(Collected data entries)
————————
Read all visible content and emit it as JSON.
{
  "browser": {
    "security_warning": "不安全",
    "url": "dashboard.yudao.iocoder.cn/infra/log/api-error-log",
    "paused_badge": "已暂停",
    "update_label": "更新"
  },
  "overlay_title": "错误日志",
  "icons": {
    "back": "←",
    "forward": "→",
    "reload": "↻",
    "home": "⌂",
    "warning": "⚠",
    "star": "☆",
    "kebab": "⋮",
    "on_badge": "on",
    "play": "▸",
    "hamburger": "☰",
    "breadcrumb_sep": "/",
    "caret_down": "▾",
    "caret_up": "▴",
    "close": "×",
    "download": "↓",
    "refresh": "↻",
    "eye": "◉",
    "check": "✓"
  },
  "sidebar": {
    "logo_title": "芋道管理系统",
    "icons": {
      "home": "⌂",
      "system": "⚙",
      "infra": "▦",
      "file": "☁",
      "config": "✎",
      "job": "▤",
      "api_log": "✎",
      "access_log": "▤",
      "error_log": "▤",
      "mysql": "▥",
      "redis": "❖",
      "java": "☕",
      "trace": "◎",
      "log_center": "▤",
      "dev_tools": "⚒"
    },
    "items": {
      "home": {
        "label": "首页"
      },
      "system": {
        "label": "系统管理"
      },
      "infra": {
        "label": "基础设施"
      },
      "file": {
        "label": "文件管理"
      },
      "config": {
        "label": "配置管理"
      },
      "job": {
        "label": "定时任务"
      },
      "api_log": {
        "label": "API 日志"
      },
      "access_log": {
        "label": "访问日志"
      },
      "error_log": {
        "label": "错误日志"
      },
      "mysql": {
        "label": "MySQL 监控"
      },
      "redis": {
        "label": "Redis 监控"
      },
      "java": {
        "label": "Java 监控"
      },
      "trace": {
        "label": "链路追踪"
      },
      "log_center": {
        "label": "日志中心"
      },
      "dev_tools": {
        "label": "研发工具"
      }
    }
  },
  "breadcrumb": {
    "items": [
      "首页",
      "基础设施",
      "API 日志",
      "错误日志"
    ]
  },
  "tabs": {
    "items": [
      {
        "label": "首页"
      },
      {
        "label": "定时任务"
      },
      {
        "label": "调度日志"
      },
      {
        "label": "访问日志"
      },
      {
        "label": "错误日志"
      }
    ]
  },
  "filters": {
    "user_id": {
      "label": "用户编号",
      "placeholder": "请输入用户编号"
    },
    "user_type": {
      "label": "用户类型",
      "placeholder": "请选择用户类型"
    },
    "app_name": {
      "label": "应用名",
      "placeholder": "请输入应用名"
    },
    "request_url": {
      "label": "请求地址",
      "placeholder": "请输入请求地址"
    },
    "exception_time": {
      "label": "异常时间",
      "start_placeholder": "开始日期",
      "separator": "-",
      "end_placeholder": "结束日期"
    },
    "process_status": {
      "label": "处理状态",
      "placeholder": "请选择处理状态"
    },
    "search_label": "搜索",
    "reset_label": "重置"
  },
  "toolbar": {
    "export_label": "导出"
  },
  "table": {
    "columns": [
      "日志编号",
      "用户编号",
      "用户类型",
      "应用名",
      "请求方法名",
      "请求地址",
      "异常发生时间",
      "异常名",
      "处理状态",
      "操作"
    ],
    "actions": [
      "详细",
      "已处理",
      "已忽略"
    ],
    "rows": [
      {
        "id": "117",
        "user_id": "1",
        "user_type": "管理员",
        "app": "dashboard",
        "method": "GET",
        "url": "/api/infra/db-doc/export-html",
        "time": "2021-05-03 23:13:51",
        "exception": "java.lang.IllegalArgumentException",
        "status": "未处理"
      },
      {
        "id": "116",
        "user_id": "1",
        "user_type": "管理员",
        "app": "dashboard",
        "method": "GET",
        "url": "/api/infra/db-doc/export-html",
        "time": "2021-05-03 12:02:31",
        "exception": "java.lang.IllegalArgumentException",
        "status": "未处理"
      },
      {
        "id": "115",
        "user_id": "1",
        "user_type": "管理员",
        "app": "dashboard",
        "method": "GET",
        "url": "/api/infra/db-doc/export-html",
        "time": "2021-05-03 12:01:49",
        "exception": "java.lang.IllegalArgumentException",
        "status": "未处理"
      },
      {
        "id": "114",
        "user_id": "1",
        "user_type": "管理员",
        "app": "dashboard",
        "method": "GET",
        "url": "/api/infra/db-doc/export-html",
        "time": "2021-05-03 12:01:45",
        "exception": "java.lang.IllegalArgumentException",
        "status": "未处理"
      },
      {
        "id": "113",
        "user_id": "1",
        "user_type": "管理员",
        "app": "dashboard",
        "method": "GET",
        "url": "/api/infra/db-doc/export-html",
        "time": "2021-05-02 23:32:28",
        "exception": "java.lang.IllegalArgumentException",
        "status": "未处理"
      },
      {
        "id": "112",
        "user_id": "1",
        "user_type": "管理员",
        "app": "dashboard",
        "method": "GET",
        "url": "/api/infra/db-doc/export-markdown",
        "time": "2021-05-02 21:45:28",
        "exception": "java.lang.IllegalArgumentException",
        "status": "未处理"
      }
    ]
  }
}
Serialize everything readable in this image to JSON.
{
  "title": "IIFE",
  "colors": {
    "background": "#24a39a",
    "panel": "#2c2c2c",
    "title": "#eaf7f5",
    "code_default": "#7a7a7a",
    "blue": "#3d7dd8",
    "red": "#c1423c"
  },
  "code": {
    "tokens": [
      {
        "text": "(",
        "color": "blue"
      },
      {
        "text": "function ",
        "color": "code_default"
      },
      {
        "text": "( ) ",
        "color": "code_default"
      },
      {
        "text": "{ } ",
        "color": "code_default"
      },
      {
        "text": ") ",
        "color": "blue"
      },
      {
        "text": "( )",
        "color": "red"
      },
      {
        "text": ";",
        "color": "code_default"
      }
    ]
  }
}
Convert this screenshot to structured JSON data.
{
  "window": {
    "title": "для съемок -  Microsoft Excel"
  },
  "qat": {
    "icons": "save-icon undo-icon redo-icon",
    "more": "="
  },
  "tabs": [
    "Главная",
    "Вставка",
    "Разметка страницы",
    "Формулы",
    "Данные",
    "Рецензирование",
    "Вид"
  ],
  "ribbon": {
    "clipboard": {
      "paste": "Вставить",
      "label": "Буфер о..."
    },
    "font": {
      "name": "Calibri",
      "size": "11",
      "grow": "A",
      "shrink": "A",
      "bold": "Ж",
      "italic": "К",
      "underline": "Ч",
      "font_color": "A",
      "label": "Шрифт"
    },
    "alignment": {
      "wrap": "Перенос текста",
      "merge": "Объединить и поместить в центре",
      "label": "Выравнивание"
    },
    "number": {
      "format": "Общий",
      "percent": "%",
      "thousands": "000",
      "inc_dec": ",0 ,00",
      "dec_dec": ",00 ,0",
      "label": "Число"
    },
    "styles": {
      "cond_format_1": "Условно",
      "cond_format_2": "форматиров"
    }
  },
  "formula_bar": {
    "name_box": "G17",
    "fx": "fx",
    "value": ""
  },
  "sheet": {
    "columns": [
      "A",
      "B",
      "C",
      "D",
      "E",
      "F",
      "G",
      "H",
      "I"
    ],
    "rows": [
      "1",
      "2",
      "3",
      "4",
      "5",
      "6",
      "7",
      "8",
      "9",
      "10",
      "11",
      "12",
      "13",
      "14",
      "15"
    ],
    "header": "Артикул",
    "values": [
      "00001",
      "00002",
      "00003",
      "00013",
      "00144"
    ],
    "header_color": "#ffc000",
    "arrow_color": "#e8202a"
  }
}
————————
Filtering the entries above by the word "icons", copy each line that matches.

  "icons": {
    "icons": {
    "icons": "save-icon undo-icon redo-icon",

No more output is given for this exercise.